▼

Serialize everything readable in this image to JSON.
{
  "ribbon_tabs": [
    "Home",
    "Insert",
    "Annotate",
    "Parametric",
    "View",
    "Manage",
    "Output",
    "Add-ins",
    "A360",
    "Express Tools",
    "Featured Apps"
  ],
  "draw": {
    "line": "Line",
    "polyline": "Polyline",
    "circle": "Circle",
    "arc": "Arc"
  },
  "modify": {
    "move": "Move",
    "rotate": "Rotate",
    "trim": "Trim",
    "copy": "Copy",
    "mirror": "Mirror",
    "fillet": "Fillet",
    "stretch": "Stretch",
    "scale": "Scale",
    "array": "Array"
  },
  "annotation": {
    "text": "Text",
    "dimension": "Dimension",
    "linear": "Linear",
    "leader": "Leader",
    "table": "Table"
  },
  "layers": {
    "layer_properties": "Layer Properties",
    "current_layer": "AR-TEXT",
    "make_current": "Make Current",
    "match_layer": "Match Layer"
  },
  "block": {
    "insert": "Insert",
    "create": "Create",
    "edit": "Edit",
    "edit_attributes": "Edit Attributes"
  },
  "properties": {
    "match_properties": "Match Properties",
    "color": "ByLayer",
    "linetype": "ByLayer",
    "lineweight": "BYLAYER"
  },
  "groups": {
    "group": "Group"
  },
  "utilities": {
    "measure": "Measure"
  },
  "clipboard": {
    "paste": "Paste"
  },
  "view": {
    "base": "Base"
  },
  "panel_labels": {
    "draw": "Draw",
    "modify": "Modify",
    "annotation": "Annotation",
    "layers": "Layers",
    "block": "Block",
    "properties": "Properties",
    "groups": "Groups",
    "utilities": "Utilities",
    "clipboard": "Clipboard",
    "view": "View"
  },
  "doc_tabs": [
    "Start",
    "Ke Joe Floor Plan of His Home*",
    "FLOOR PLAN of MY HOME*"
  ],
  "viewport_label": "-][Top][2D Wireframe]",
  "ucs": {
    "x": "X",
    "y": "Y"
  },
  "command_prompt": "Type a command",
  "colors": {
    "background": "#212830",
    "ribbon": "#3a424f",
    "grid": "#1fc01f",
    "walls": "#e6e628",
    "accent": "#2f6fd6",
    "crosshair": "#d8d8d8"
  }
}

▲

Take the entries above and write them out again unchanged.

» Task answer:
Serialize everything readable in this image to JSON.
{
  "ribbon_tabs": [
    "Home",
    "Insert",
    "Annotate",
    "Parametric",
    "View",
    "Manage",
    "Output",
    "Add-ins",
    "A360",
    "Express Tools",
    "Featured Apps"
  ],
  "draw": {
    "line": "Line",
    "polyline": "Polyline",
    "circle": "Circle",
    "arc": "Arc"
  },
  "modify": {
    "move": "Move",
    "rotate": "Rotate",
    "trim": "Trim",
    "copy": "Copy",
    "mirror": "Mirror",
    "fillet": "Fillet",
    "stretch": "Stretch",
    "scale": "Scale",
    "array": "Array"
  },
  "annotation": {
    "text": "Text",
    "dimension": "Dimension",
    "linear": "Linear",
    "leader": "Leader",
    "table": "Table"
  },
  "layers": {
    "layer_properties": "Layer Properties",
    "current_layer": "AR-TEXT",
    "make_current": "Make Current",
    "match_layer": "Match Layer"
  },
  "block": {
    "insert": "Insert",
    "create": "Create",
    "edit": "Edit",
    "edit_attributes": "Edit Attributes"
  },
  "properties": {
    "match_properties": "Match Properties",
    "color": "ByLayer",
    "linetype": "ByLayer",
    "lineweight": "BYLAYER"
  },
  "groups": {
    "group": "Group"
  },
  "utilities": {
    "measure": "Measure"
  },
  "clipboard": {
    "paste": "Paste"
  },
  "view": {
    "base": "Base"
  },
  "panel_labels": {
    "draw": "Draw",
    "modify": "Modify",
    "annotation": "Annotation",
    "layers": "Layers",
    "block": "Block",
    "properties": "Properties",
    "groups": "Groups",
    "utilities": "Utilities",
    "clipboard": "Clipboard",
    "view": "View"
  },
  "doc_tabs": [
    "Start",
    "Ke Joe Floor Plan of His Home*",
    "FLOOR PLAN of MY HOME*"
  ],
  "viewport_label": "-][Top][2D Wireframe]",
  "ucs": {
    "x": "X",
    "y": "Y"
  },
  "command_prompt": "Type a command",
  "colors": {
    "background": "#212830",
    "ribbon": "#3a424f",
    "grid": "#1fc01f",
    "walls": "#e6e628",
    "accent": "#2f6fd6",
    "crosshair": "#d8d8d8"
  }
}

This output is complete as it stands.